Part II:
You know that thing people say about eating at a good restaurant on a Sunday night? Where they say "You shouldn't eat at a good restaurant on a Sunday night"? I think maybe that might've been the problem. Because we first ate at Mucci's on a Sunday night, and it was rough. Undercooked garlic bread. Undercooked noodles. Lasagna that was both burnt and seemingly reheated from about 2 days previous. I think it all could've been good; not amazing, but good. But they seemingly just had the C-squad staff on for that Sunday night, and were just getting rid of Friday's lasagna. In short, it was a huge bummer.

Part III:

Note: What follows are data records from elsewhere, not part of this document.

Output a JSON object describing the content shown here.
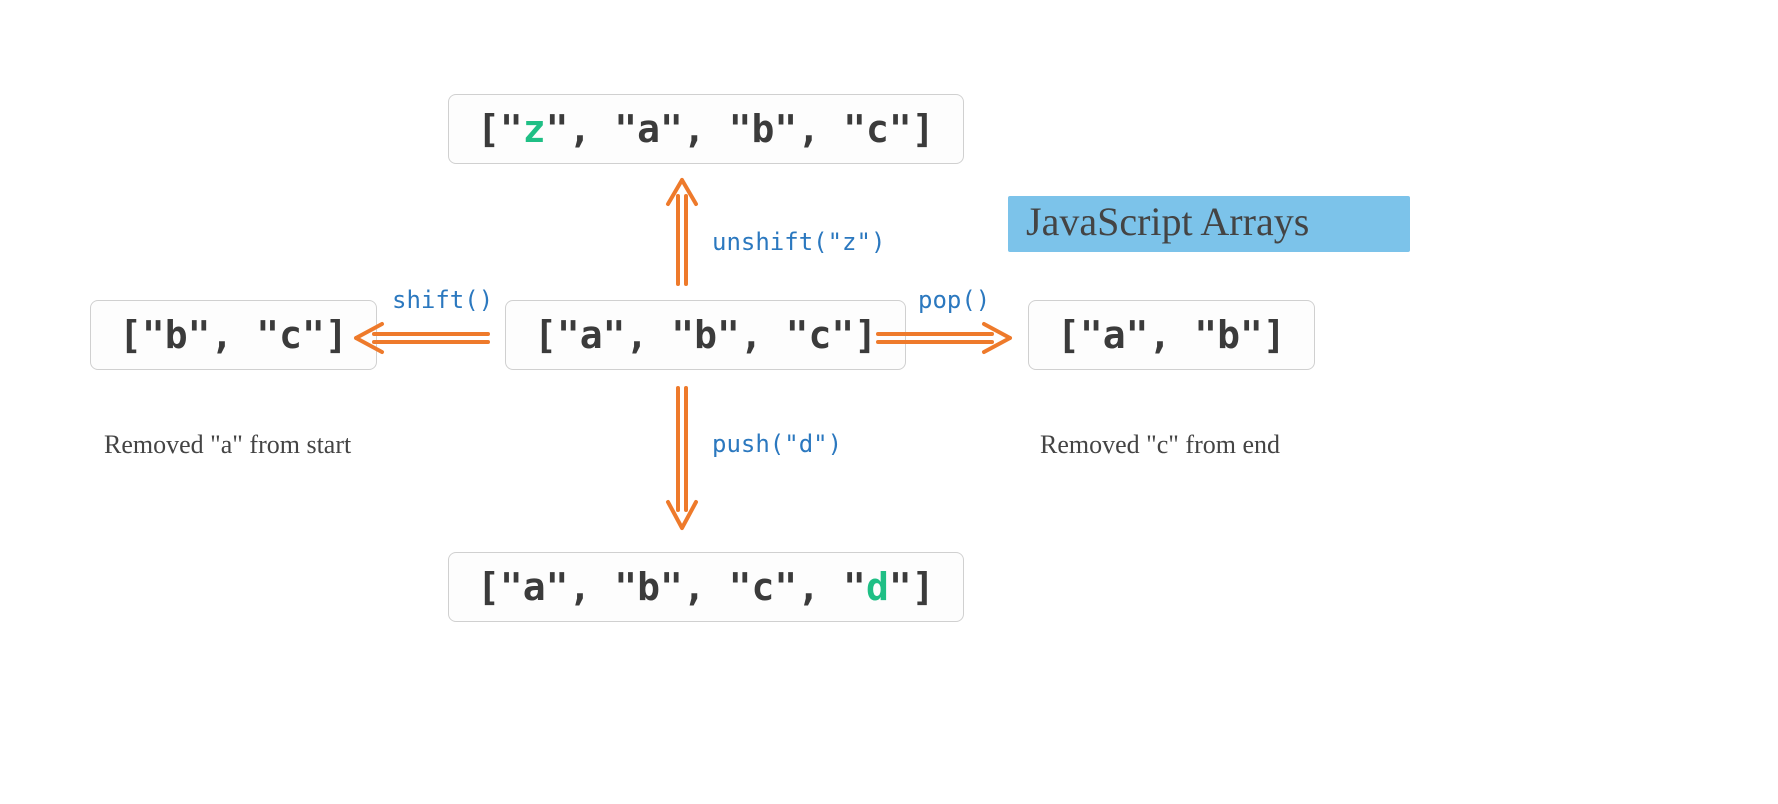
{
  "title": "JavaScript Arrays",
  "center": {
    "elements": [
      "a",
      "b",
      "c"
    ]
  },
  "top": {
    "method": "unshift(\"z\")",
    "elements": [
      "z",
      "a",
      "b",
      "c"
    ],
    "highlightIndex": 0
  },
  "bottom": {
    "method": "push(\"d\")",
    "elements": [
      "a",
      "b",
      "c",
      "d"
    ],
    "highlightIndex": 3
  },
  "left": {
    "method": "shift()",
    "elements": [
      "b",
      "c"
    ],
    "note": "Removed \"a\" from start"
  },
  "right": {
    "method": "pop()",
    "elements": [
      "a",
      "b"
    ],
    "note": "Removed \"c\" from end"
  }
}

Did I mention I live in St. Paul now, just around the corner from Mucci's? Because another weird thing about the place that I learned from walking past the sandwich board outside is that they serve donuts on the weekends! Just like all the Italian restaurants in Italy! So even after the weird-to-bad experience on that Sunday night, they're still the closest place to get a donut on a Sunday morning. The first donut attempt was a minor letdown; much like many high-priced "good" donuts in the world, they just didn't cut it. They were weirdly wet, hard to eat, and not really worth the price. However, on the second donut attempt (really the third Mucci's attempt in general, which is incredible considering how hard they blew the first one), there was light. The parmesan cheese donut. We're talking just a regular cake donut, with a subtle glaze on it, not too sweet, and topped with sprinkling of fresh grated parmesan. I don't know if this is a thing that other donut places have tried, but something about the savory bite of the cheese on top of a just slightly sweet donut really, really worked. Really one of the best fancy donuts I've ever had. My only real gripe is that it's too big, and hard to eat much more than half of the donut, since the cheese gets rich. But dang, this donut was good enough to make me want to give Mucci's a fourth chance.